Gerald Leslie Brockhurst (1890-1978), Portrait of Anais Folin, 1914 (c) Richard Woodward

Portrait of Anais Folin c.1914

pencil on paper, signed

30 x 22.5 cm

Brockhurst attended the Birmingham School of Art from the age of twelve, having been born in the city’s Edgbaston district. His talent for drawing took him to the Royal Academy schools where he won the gold medal and a travel scholarship that enabled him to visit France and Italy, where he studied Renaissance works.

In 1914 Brockhurst married Frenchwoman Anaïs Folin, whom he presumably met on his travels. They moved to Ireland for four years where they befriended Augustus John and his circle.
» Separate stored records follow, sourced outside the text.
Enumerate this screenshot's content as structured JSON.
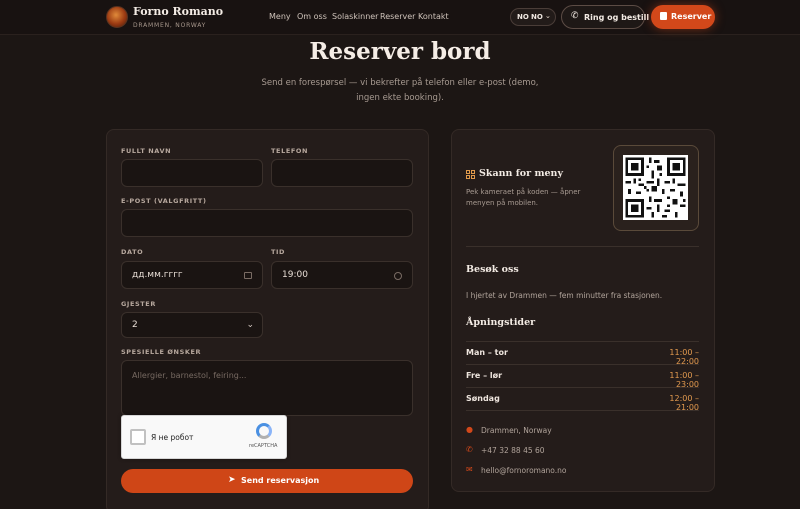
{
  "brand": {
    "name": "Forno Romano",
    "location": "DRAMMEN, NORWAY"
  },
  "nav": {
    "items": [
      "Meny",
      "Om oss",
      "Solaskinner",
      "Reserver",
      "Kontakt"
    ]
  },
  "header": {
    "lang_code": "NO",
    "lang_selected": "NO",
    "call_label": "Ring og bestill",
    "reserve_label": "Reserver"
  },
  "page": {
    "title": "Reserver bord",
    "subtitle": "Send en forespørsel — vi bekrefter på telefon eller e-post (demo, ingen ekte booking)."
  },
  "form": {
    "name_label": "FULLT NAVN",
    "phone_label": "TELEFON",
    "email_label": "E-POST (VALGFRITT)",
    "date_label": "DATO",
    "date_placeholder": "дд.мм.гггг",
    "time_label": "TID",
    "time_value": "19:00",
    "guests_label": "GJESTER",
    "guests_value": "2",
    "requests_label": "SPESIELLE ØNSKER",
    "requests_placeholder": "Allergier, barnestol, feiring...",
    "captcha_text": "Я не робот",
    "captcha_brand": "reCAPTCHA",
    "submit_label": "Send reservasjon"
  },
  "info": {
    "scan_title": "Skann for meny",
    "scan_desc": "Pek kameraet på koden — åpner menyen på mobilen.",
    "visit_title": "Besøk oss",
    "visit_desc": "I hjertet av Drammen — fem minutter fra stasjonen.",
    "hours_title": "Åpningstider",
    "hours": [
      {
        "day": "Man – tor",
        "time": "11:00 – 22:00"
      },
      {
        "day": "Fre – lør",
        "time": "11:00 – 23:00"
      },
      {
        "day": "Søndag",
        "time": "12:00 – 21:00"
      }
    ],
    "contacts": [
      {
        "icon": "location-pin-icon",
        "text": "Drammen, Norway"
      },
      {
        "icon": "phone-icon",
        "text": "+47 32 88 45 60"
      },
      {
        "icon": "mail-icon",
        "text": "hello@fornoromano.no"
      }
    ]
  },
  "colors": {
    "accent": "#d2481a",
    "hours_accent": "#e39a4f",
    "background": "#1c1614"
  }
}
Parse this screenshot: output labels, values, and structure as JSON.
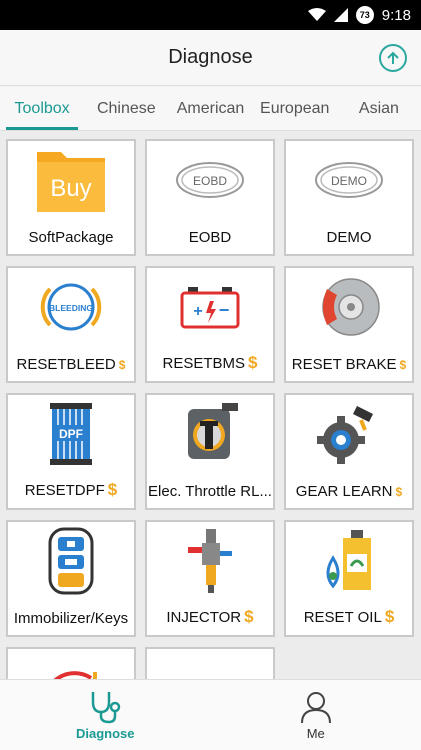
{
  "status_bar": {
    "battery_level": "73",
    "time": "9:18"
  },
  "header": {
    "title": "Diagnose",
    "upload_icon": "arrow-up-circle"
  },
  "tabs": [
    {
      "label": "Toolbox",
      "active": true
    },
    {
      "label": "Chinese",
      "active": false
    },
    {
      "label": "American",
      "active": false
    },
    {
      "label": "European",
      "active": false
    },
    {
      "label": "Asian",
      "active": false
    }
  ],
  "tiles": [
    {
      "label": "SoftPackage",
      "icon": "folder-buy-icon",
      "icon_text": "Buy",
      "paid": false
    },
    {
      "label": "EOBD",
      "icon": "eobd-badge-icon",
      "icon_text": "EOBD",
      "paid": false
    },
    {
      "label": "DEMO",
      "icon": "demo-badge-icon",
      "icon_text": "DEMO",
      "paid": false
    },
    {
      "label": "RESETBLEED",
      "icon": "bleeding-icon",
      "icon_text": "BLEEDING",
      "paid": true
    },
    {
      "label": "RESETBMS",
      "icon": "battery-icon",
      "paid": true
    },
    {
      "label": "RESET BRAKE",
      "icon": "brake-disc-icon",
      "paid": true
    },
    {
      "label": "RESETDPF",
      "icon": "dpf-filter-icon",
      "icon_text": "DPF",
      "paid": true
    },
    {
      "label": "Elec. Throttle RL...",
      "icon": "throttle-body-icon",
      "paid": false
    },
    {
      "label": "GEAR LEARN",
      "icon": "gear-learn-icon",
      "paid": true
    },
    {
      "label": "Immobilizer/Keys",
      "icon": "car-key-icon",
      "paid": false
    },
    {
      "label": "INJECTOR",
      "icon": "injector-icon",
      "paid": true
    },
    {
      "label": "RESET OIL",
      "icon": "oil-bottle-icon",
      "paid": true
    },
    {
      "label": "",
      "icon": "partial-red-gauge-icon",
      "paid": false
    },
    {
      "label": "",
      "icon": "partial-yellow-ring-icon",
      "paid": false
    }
  ],
  "paid_symbol": "$",
  "bottom_nav": [
    {
      "label": "Diagnose",
      "icon": "stethoscope-icon",
      "active": true
    },
    {
      "label": "Me",
      "icon": "user-icon",
      "active": false
    }
  ],
  "colors": {
    "accent": "#1a9a92",
    "paid": "#f0a820",
    "tile_border": "#c9c9c9"
  }
}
Anaïs became a central figure in her husband’s etched and painted portraits of this period.

During the 1920s etched portraits became Brockhurst’s primary focus, and following a well-received exhibition in 1919 he returned to London and became an early member of the Society of Graphic Art, exhibiting with them.

As Brockhurst became more renowned so did his sitters and he produced painted portraits of the screen stars Marlene Dietrich and Merle Oberon and Wallis, Duchess of Windsor (a work which is in the collection of the National Portrait Gallery).

In 1928 Brockhurst became a visiting artist at the Royal Academy Schools and here he met a young student, Kathleen Woodward, whom he renamed Dorette. ‘Dorette’ became his new muse and features in the many of his paintings of the 1930s. Together they moved to the United States and married in 1940, when his acrimonious divorce from Anaïs was finalised.

Brockhurst found wealth and renown as a portrait painter across the Atlantic, living in New York and later settling in New Jersey where he and Dorette lived until his death in 1978.

Anonymous sale; The Fine Art Society Ltd, London, July 1970

Anonymous sale; Sotheby’s, Modern & Post-War British Art, 20 November 2018, lot 154, where purchased

The Fine Art Society Ltd, London, 1970.




Lara Wardle